---------- DATASET ENTRIES ----------

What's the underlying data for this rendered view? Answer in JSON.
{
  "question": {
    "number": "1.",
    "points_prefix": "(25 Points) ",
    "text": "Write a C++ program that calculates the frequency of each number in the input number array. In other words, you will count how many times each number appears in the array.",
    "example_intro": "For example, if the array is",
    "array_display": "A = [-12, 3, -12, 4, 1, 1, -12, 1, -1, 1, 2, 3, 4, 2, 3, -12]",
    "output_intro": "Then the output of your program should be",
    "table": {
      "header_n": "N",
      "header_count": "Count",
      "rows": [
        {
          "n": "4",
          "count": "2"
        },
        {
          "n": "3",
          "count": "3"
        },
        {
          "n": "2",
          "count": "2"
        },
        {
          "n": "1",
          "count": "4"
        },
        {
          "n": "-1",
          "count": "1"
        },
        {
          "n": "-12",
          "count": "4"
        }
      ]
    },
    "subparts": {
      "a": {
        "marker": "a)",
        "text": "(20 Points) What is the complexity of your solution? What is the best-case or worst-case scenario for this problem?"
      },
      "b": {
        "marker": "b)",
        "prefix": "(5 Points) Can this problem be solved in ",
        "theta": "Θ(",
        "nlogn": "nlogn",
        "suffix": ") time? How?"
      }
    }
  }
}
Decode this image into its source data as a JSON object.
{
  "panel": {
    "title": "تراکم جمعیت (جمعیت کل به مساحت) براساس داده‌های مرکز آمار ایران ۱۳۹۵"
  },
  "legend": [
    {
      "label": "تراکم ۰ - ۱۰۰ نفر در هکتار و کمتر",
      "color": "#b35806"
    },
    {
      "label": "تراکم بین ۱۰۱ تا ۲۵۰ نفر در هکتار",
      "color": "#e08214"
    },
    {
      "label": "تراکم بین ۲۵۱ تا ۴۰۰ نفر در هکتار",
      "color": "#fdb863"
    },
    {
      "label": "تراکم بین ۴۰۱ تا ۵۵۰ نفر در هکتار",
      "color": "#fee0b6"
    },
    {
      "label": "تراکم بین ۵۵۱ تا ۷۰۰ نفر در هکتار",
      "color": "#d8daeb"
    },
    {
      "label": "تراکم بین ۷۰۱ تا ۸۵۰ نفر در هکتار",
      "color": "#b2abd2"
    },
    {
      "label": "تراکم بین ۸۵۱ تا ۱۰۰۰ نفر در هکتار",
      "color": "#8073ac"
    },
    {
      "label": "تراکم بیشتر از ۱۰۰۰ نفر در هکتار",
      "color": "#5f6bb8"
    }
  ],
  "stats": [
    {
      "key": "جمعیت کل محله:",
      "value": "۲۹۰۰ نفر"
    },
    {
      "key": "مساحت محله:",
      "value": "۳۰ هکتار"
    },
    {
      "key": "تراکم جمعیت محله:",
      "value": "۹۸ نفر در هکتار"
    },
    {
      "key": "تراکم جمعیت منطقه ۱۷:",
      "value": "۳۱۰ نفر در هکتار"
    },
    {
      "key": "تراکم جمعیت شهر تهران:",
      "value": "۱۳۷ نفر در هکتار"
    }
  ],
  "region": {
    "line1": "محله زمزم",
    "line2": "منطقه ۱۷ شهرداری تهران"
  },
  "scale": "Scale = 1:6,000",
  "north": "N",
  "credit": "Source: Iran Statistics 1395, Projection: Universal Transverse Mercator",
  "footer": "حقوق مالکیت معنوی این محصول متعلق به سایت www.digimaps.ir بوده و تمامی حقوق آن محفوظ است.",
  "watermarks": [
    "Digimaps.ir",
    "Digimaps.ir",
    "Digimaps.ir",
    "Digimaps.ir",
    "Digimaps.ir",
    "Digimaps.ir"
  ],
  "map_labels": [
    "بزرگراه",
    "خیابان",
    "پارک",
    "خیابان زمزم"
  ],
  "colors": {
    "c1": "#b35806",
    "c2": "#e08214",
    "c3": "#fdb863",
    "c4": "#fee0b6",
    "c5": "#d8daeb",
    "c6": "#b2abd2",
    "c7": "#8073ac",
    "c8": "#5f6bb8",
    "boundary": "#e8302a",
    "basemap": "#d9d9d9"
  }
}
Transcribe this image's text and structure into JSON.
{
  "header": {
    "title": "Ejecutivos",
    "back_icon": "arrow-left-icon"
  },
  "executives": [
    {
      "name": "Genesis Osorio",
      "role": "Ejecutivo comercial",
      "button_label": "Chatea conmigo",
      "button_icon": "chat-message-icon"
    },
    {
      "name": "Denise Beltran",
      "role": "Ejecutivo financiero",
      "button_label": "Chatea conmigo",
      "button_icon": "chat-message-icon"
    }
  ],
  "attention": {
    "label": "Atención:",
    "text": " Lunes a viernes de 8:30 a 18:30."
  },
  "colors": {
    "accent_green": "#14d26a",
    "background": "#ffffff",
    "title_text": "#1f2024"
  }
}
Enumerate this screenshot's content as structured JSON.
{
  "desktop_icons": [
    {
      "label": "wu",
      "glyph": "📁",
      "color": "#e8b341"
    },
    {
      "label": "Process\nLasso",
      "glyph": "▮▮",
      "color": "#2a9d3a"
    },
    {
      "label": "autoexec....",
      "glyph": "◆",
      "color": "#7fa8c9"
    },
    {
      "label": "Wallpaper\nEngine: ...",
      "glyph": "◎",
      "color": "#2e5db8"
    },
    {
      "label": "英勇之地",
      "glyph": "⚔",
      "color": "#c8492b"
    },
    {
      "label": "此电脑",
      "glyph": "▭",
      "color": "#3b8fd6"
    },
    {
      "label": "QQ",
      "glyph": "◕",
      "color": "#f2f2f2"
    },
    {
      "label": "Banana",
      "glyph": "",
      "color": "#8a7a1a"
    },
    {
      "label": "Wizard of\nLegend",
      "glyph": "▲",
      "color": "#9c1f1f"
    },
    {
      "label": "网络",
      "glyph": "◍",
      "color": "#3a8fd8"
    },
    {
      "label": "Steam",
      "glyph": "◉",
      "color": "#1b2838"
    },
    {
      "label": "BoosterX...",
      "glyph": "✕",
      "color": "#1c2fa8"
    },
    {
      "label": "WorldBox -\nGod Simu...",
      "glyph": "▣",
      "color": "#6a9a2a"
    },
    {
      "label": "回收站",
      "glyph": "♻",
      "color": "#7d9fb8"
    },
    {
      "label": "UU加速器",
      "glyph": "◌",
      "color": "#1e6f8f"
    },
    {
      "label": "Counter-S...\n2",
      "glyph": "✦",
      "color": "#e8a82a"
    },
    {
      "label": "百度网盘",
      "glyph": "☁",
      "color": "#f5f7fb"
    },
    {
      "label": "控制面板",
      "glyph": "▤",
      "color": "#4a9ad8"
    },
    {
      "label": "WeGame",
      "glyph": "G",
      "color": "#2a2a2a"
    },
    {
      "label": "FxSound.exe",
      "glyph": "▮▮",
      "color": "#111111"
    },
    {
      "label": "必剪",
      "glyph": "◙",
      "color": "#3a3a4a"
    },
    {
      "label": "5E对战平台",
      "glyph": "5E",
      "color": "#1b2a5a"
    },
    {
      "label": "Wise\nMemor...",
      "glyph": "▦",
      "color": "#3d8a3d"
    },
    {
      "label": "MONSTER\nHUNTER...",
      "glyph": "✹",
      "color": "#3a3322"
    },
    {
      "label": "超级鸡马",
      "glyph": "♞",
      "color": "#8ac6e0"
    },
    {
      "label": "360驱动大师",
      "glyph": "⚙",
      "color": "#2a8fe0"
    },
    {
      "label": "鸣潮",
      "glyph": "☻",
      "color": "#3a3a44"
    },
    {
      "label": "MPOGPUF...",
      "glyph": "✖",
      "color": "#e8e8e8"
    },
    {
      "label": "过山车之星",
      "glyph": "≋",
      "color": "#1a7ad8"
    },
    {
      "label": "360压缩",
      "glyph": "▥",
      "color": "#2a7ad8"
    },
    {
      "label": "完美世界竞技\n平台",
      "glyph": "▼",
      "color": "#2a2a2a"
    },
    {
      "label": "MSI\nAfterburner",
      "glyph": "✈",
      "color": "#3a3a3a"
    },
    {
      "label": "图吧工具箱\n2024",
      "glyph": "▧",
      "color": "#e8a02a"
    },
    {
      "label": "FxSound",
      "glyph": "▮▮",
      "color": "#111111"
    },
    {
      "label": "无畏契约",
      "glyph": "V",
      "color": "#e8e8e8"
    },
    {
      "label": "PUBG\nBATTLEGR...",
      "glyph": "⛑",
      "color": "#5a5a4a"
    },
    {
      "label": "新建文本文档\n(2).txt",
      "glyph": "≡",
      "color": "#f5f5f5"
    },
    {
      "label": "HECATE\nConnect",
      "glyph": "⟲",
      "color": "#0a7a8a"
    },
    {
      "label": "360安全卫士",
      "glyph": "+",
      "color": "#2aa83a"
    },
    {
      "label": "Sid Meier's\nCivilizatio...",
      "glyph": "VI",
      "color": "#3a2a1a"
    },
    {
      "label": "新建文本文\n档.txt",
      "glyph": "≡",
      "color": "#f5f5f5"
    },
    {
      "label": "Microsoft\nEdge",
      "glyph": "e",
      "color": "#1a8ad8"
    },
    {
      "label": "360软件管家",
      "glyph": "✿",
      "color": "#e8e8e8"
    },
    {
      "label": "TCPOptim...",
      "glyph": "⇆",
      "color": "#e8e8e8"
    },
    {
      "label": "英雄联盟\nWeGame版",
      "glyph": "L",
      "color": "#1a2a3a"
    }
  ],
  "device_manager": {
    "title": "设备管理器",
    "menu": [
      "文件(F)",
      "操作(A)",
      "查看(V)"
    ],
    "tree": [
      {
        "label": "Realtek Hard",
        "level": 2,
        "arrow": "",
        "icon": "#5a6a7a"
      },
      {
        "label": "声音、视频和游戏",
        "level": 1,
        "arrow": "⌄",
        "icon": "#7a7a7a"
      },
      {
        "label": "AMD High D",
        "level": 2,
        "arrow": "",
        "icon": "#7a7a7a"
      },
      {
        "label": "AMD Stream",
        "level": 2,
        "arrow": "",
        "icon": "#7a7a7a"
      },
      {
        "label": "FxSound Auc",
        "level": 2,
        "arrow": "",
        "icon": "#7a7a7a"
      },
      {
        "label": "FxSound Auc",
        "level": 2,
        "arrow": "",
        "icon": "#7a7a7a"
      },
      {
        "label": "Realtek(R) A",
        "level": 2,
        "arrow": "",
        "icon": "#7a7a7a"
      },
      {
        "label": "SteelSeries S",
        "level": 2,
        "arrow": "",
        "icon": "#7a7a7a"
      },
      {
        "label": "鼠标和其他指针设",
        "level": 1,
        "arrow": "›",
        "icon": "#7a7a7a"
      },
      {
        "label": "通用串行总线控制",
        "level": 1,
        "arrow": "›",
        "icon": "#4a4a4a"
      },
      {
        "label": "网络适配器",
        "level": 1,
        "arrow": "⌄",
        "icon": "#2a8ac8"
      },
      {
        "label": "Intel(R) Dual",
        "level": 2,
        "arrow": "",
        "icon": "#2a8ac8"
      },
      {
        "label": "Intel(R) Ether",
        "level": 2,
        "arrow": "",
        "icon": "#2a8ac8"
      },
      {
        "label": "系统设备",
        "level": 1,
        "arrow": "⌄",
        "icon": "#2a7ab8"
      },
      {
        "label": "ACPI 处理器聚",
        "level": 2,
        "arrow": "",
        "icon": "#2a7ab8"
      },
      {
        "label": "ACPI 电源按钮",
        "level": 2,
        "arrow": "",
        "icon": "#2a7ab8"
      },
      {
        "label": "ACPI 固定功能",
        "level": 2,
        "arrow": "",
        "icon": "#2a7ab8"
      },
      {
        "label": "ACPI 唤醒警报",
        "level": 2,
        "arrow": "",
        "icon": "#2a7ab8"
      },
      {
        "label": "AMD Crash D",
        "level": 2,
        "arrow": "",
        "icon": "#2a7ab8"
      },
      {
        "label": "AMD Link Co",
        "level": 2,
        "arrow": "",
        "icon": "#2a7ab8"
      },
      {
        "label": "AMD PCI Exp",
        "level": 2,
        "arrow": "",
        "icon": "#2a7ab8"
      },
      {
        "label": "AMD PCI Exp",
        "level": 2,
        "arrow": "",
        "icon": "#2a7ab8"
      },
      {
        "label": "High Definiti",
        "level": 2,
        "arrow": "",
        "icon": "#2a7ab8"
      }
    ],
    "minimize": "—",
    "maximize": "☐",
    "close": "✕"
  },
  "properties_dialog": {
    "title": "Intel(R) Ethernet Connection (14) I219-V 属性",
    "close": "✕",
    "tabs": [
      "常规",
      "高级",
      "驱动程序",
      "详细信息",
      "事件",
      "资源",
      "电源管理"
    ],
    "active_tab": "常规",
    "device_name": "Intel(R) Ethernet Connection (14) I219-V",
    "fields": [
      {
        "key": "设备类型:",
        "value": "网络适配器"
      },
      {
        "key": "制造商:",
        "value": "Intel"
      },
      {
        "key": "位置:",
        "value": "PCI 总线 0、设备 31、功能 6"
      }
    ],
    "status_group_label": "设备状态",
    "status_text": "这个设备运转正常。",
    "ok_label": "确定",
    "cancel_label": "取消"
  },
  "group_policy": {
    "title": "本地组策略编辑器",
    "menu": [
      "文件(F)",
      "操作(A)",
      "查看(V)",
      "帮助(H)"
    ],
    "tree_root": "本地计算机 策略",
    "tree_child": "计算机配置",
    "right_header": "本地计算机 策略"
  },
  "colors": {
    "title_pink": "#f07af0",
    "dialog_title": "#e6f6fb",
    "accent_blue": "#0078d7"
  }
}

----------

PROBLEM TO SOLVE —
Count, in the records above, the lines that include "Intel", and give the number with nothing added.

EXPECTED OUTPUT —
5